TASK DIRECTIONS: Look over the lines below. Report each one that includes the string "minutes".

RECORDS SHOWN:

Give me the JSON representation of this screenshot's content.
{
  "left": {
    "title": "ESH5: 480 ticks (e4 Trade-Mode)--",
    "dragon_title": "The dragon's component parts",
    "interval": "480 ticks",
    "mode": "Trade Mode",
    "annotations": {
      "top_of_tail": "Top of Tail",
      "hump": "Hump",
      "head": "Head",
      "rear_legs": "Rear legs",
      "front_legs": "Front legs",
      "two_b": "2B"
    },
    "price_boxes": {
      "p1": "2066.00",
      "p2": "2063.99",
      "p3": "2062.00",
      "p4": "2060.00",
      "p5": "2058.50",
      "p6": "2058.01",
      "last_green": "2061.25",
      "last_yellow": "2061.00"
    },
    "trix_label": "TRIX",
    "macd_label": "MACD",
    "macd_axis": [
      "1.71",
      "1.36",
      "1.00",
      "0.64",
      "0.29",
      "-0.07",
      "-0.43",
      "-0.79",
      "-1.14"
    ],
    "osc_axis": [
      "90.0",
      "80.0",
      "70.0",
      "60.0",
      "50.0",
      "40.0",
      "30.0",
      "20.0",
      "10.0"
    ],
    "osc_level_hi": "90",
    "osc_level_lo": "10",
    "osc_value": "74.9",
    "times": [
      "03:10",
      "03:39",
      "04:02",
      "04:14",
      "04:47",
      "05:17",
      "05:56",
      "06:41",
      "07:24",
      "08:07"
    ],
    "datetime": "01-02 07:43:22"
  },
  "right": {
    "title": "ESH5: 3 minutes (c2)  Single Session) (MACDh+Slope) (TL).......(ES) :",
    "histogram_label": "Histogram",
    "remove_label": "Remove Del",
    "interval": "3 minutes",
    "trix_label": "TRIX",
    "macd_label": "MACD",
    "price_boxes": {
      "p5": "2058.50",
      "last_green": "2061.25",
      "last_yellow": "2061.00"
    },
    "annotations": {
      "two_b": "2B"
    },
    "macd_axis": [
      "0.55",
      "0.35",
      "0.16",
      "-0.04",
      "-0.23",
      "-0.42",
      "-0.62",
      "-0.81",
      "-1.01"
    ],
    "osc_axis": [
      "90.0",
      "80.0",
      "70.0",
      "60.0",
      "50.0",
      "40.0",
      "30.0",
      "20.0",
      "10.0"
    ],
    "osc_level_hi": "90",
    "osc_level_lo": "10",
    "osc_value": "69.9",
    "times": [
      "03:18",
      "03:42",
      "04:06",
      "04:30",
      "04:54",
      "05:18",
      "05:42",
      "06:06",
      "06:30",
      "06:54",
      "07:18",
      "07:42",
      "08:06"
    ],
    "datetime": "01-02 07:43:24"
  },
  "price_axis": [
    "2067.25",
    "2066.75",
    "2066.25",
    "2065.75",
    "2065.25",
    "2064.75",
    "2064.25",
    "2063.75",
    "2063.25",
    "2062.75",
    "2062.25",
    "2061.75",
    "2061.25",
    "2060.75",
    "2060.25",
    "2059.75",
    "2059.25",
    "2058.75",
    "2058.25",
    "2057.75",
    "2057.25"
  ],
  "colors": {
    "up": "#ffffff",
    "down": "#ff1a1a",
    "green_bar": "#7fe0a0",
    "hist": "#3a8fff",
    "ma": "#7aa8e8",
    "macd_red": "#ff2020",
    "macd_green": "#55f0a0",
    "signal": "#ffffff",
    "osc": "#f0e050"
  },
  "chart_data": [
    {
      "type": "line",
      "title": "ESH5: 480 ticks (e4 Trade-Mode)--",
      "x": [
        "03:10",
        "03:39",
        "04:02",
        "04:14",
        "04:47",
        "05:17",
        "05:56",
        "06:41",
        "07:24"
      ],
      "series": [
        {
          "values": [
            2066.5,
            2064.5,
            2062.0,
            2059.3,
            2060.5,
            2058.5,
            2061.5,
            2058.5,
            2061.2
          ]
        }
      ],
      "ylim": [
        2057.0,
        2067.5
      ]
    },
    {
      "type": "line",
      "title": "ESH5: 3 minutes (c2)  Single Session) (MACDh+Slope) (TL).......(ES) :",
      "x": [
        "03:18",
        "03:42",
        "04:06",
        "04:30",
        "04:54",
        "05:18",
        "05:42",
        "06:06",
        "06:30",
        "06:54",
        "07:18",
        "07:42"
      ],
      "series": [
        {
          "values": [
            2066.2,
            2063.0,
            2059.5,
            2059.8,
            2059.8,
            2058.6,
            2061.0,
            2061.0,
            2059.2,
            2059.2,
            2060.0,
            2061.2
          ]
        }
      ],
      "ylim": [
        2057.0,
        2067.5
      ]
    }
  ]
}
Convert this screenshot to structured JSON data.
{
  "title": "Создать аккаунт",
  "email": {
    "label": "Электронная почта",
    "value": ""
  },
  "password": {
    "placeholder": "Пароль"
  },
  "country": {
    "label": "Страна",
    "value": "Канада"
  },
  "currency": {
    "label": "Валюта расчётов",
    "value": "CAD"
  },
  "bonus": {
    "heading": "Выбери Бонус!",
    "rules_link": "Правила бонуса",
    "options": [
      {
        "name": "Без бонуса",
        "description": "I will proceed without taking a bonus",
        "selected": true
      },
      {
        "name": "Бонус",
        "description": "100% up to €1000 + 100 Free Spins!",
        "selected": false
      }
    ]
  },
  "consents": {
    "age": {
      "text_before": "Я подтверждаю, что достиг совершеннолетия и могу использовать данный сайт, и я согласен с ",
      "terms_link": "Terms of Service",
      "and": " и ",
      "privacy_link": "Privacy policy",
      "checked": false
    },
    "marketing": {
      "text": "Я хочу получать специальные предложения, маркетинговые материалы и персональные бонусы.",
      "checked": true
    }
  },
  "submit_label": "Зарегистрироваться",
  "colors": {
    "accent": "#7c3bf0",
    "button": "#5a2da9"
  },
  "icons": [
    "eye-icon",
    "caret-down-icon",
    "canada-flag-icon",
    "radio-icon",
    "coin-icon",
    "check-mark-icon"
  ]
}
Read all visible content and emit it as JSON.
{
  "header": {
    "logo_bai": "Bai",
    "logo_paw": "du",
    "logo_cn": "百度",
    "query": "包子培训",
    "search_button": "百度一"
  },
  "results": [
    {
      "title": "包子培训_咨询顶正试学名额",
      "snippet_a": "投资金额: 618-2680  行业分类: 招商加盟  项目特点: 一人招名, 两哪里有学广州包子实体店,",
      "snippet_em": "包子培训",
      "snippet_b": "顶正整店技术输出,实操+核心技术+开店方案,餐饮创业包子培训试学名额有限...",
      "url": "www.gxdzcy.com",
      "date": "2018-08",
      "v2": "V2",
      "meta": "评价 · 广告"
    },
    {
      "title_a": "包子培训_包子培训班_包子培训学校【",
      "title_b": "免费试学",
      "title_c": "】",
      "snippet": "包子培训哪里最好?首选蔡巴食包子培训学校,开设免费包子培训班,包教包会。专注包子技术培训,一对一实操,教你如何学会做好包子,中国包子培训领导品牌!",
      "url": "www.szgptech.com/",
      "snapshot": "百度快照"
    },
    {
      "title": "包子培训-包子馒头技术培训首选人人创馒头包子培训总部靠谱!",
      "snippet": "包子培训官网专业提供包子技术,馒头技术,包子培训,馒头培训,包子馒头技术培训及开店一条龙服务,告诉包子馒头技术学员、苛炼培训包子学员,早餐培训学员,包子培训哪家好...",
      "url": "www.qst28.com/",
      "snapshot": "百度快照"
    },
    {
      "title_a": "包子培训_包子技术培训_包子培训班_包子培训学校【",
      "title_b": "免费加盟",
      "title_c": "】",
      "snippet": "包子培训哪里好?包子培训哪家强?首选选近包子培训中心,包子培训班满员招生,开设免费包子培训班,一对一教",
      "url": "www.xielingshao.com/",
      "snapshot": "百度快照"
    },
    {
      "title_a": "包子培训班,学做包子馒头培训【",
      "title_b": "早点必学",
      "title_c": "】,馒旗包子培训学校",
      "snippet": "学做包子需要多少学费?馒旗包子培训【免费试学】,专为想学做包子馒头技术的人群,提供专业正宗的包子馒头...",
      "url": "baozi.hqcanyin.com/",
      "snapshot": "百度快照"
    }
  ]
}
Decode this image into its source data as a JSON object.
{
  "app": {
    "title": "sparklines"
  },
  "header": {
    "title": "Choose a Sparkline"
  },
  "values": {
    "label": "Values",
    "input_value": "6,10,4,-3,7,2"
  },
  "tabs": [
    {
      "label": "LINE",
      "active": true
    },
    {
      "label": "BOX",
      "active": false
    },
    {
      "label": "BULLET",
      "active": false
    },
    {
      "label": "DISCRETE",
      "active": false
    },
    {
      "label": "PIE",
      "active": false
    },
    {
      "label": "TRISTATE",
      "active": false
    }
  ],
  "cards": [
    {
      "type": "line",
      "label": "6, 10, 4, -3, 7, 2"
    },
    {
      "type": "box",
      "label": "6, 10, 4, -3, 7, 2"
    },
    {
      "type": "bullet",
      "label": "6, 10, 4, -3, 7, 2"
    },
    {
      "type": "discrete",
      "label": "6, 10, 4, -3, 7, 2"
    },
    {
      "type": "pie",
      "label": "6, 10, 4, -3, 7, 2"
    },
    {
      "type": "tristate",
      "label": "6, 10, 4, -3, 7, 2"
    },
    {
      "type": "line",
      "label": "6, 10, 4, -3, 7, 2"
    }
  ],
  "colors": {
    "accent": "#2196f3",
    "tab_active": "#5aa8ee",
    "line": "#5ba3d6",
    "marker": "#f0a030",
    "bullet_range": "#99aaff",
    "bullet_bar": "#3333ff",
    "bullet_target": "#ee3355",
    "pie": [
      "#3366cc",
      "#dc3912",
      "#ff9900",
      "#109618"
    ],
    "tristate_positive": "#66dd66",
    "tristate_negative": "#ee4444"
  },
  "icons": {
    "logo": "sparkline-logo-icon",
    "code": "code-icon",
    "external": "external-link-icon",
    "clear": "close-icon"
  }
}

ANSWER SPACE:
    "title": "ESH5: 3 minutes (c2)  Single Session) (MACDh+Slope) (TL).......(ES) :",
    "interval": "3 minutes",
      "title": "ESH5: 3 minutes (c2)  Single Session) (MACDh+Slope) (TL).......(ES) :",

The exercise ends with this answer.